Top of Task inputs

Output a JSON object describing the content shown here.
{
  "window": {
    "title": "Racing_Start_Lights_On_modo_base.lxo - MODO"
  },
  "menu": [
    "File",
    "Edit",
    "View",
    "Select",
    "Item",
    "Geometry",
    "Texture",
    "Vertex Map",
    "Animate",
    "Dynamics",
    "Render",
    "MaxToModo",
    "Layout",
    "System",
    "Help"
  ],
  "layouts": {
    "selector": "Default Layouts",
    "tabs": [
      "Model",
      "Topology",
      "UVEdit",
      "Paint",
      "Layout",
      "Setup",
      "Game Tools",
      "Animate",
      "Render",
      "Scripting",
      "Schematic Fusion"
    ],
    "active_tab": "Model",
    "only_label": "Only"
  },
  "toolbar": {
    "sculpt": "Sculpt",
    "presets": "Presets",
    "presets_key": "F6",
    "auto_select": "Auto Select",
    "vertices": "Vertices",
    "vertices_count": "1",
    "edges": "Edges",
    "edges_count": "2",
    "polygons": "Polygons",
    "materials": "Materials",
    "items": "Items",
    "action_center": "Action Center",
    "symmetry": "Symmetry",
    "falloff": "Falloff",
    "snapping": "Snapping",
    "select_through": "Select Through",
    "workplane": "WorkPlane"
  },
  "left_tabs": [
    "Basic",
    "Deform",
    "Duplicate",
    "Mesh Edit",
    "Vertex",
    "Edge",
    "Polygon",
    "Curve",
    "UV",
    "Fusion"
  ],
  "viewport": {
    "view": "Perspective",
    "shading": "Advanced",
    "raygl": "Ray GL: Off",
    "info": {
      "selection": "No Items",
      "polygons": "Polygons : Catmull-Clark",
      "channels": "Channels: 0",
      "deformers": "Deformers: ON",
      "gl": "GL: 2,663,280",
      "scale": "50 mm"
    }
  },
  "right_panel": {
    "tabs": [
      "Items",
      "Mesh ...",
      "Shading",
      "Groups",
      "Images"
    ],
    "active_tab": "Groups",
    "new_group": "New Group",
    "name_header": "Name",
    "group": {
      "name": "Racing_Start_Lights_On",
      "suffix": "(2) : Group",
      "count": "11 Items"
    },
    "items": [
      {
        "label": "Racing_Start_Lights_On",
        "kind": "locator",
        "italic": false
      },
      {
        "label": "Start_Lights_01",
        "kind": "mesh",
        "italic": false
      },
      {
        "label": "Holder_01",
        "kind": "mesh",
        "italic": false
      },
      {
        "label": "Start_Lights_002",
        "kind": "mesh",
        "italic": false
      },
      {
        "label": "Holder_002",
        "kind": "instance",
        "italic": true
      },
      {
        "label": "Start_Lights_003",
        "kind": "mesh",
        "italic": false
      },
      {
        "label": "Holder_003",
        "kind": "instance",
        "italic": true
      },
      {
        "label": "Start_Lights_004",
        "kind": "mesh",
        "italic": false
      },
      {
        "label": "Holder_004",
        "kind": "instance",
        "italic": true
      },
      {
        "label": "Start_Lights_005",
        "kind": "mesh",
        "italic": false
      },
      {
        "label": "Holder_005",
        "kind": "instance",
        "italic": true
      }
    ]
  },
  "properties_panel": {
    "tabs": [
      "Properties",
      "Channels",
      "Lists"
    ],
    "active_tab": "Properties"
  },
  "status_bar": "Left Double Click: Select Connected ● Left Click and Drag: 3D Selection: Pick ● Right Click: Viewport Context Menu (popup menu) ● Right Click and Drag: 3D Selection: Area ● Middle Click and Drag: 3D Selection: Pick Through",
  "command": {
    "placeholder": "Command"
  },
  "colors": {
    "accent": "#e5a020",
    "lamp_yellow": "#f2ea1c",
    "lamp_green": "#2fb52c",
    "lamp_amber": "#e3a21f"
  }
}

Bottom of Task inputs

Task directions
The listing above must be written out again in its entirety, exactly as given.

Task answer
Output a JSON object describing the content shown here.
{
  "window": {
    "title": "Racing_Start_Lights_On_modo_base.lxo - MODO"
  },
  "menu": [
    "File",
    "Edit",
    "View",
    "Select",
    "Item",
    "Geometry",
    "Texture",
    "Vertex Map",
    "Animate",
    "Dynamics",
    "Render",
    "MaxToModo",
    "Layout",
    "System",
    "Help"
  ],
  "layouts": {
    "selector": "Default Layouts",
    "tabs": [
      "Model",
      "Topology",
      "UVEdit",
      "Paint",
      "Layout",
      "Setup",
      "Game Tools",
      "Animate",
      "Render",
      "Scripting",
      "Schematic Fusion"
    ],
    "active_tab": "Model",
    "only_label": "Only"
  },
  "toolbar": {
    "sculpt": "Sculpt",
    "presets": "Presets",
    "presets_key": "F6",
    "auto_select": "Auto Select",
    "vertices": "Vertices",
    "vertices_count": "1",
    "edges": "Edges",
    "edges_count": "2",
    "polygons": "Polygons",
    "materials": "Materials",
    "items": "Items",
    "action_center": "Action Center",
    "symmetry": "Symmetry",
    "falloff": "Falloff",
    "snapping": "Snapping",
    "select_through": "Select Through",
    "workplane": "WorkPlane"
  },
  "left_tabs": [
    "Basic",
    "Deform",
    "Duplicate",
    "Mesh Edit",
    "Vertex",
    "Edge",
    "Polygon",
    "Curve",
    "UV",
    "Fusion"
  ],
  "viewport": {
    "view": "Perspective",
    "shading": "Advanced",
    "raygl": "Ray GL: Off",
    "info": {
      "selection": "No Items",
      "polygons": "Polygons : Catmull-Clark",
      "channels": "Channels: 0",
      "deformers": "Deformers: ON",
      "gl": "GL: 2,663,280",
      "scale": "50 mm"
    }
  },
  "right_panel": {
    "tabs": [
      "Items",
      "Mesh ...",
      "Shading",
      "Groups",
      "Images"
    ],
    "active_tab": "Groups",
    "new_group": "New Group",
    "name_header": "Name",
    "group": {
      "name": "Racing_Start_Lights_On",
      "suffix": "(2) : Group",
      "count": "11 Items"
    },
    "items": [
      {
        "label": "Racing_Start_Lights_On",
        "kind": "locator",
        "italic": false
      },
      {
        "label": "Start_Lights_01",
        "kind": "mesh",
        "italic": false
      },
      {
        "label": "Holder_01",
        "kind": "mesh",
        "italic": false
      },
      {
        "label": "Start_Lights_002",
        "kind": "mesh",
        "italic": false
      },
      {
        "label": "Holder_002",
        "kind": "instance",
        "italic": true
      },
      {
        "label": "Start_Lights_003",
        "kind": "mesh",
        "italic": false
      },
      {
        "label": "Holder_003",
        "kind": "instance",
        "italic": true
      },
      {
        "label": "Start_Lights_004",
        "kind": "mesh",
        "italic": false
      },
      {
        "label": "Holder_004",
        "kind": "instance",
        "italic": true
      },
      {
        "label": "Start_Lights_005",
        "kind": "mesh",
        "italic": false
      },
      {
        "label": "Holder_005",
        "kind": "instance",
        "italic": true
      }
    ]
  },
  "properties_panel": {
    "tabs": [
      "Properties",
      "Channels",
      "Lists"
    ],
    "active_tab": "Properties"
  },
  "status_bar": "Left Double Click: Select Connected ● Left Click and Drag: 3D Selection: Pick ● Right Click: Viewport Context Menu (popup menu) ● Right Click and Drag: 3D Selection: Area ● Middle Click and Drag: 3D Selection: Pick Through",
  "command": {
    "placeholder": "Command"
  },
  "colors": {
    "accent": "#e5a020",
    "lamp_yellow": "#f2ea1c",
    "lamp_green": "#2fb52c",
    "lamp_amber": "#e3a21f"
  }
}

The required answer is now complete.